Hooker’s 71-yard pass to Tayvion Robinson led to James Mitchell’s 1-yard touchdown run in the first quarter, giving the Hokies a 7-0 lead. Moments after that score, Norell Pollard returned a Pickett fumble 7 yards for a TD that pushed the lead to 14-0.

Virginia Tech basically put the game away with Hooker’s 3-yard touchdown to Turner with 45 seconds left in the first half. Hooker completed 10 of 13 passes and improved to 6-0 as the Hokies’ starting quarterback.

“Everyone’s just coming together as a family and just showing love and support,” Hooker said. “At the same, everyone’s expecting you to do your job.”



Foster is retiring after 33 years as an assistant coach at Virginia Tech, including the past 23 as defensive coordinator. Saturday’s game marked his final appearance as a coach at Lane Stadium, and the Hokies fittingly sent him out with a shutout — his 31st as the coordinator.

“You couldn’t have scripted it any better, I don’t think, when it’s all said and done,” Foster said. “As far as down the stretch, the Wake game (a 36-17 win), and then to go to Georgia Tech and play the way we did (a 45-0 victory) ... and then it was a playoff game today, basically. To play the way we did, we didn’t play tight, we played with confidence, we executed, we made plays, and to see that from a coaching perspective is very gratifying.”


Pittsburgh: Poor execution and especially penalties hurt the offense. The Panthers were flagged for two false starts and two illegal formations, and a third-quarter holding penalty negated a first-and-goal at the Virginia Tech 8 — a drive that ended with a punt. Pitt got into Tech territory just three times on 13 possessions.

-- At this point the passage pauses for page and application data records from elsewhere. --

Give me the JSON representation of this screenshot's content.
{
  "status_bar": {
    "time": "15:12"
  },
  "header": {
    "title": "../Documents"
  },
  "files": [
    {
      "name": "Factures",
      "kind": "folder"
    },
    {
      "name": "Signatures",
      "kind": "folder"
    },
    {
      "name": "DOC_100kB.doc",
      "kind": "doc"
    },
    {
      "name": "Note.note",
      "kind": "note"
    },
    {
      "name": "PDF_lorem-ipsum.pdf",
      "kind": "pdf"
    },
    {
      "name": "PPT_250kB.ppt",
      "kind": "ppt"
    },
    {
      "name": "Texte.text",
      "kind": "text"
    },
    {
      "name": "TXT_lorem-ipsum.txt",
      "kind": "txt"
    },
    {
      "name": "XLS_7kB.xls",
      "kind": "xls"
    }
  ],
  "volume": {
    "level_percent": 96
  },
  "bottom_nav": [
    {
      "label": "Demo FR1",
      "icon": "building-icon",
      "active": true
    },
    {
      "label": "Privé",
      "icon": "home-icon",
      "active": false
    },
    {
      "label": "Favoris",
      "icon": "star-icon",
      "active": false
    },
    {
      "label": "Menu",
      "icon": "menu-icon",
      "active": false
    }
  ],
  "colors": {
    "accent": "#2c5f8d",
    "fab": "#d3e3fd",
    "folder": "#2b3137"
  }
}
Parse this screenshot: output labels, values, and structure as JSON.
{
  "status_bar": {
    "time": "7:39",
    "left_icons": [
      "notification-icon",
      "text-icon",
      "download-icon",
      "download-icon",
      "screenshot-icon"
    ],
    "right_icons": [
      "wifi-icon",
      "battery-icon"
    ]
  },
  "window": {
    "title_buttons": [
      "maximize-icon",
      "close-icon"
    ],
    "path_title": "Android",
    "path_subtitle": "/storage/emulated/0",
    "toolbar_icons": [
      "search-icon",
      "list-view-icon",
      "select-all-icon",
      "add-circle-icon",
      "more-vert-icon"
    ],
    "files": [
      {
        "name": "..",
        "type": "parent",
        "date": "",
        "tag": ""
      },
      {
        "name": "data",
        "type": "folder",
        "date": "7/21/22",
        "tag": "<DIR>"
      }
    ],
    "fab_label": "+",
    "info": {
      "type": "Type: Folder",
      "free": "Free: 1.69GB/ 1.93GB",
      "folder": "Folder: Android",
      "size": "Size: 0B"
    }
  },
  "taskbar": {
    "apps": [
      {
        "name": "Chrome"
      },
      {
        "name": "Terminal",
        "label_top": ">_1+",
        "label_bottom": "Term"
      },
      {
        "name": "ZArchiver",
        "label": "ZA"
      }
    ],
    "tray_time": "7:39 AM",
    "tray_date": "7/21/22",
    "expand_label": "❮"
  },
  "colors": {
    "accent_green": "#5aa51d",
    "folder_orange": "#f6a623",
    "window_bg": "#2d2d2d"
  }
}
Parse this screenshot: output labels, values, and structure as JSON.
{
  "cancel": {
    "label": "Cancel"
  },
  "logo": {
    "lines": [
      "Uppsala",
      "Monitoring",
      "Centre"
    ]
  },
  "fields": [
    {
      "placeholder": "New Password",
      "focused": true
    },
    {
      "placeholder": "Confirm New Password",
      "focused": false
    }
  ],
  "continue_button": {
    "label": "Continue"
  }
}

Virginia Tech: The Hokies, who looked dead after an 0-2 start to ACC play, have been playing much better defense — a big part of their resurgence. They haven’t allowed over 301 total yards or more than 63 yards rushing in each of their past three games. Virginia Tech’s back-to-back shutouts are the unit’s first since 2005.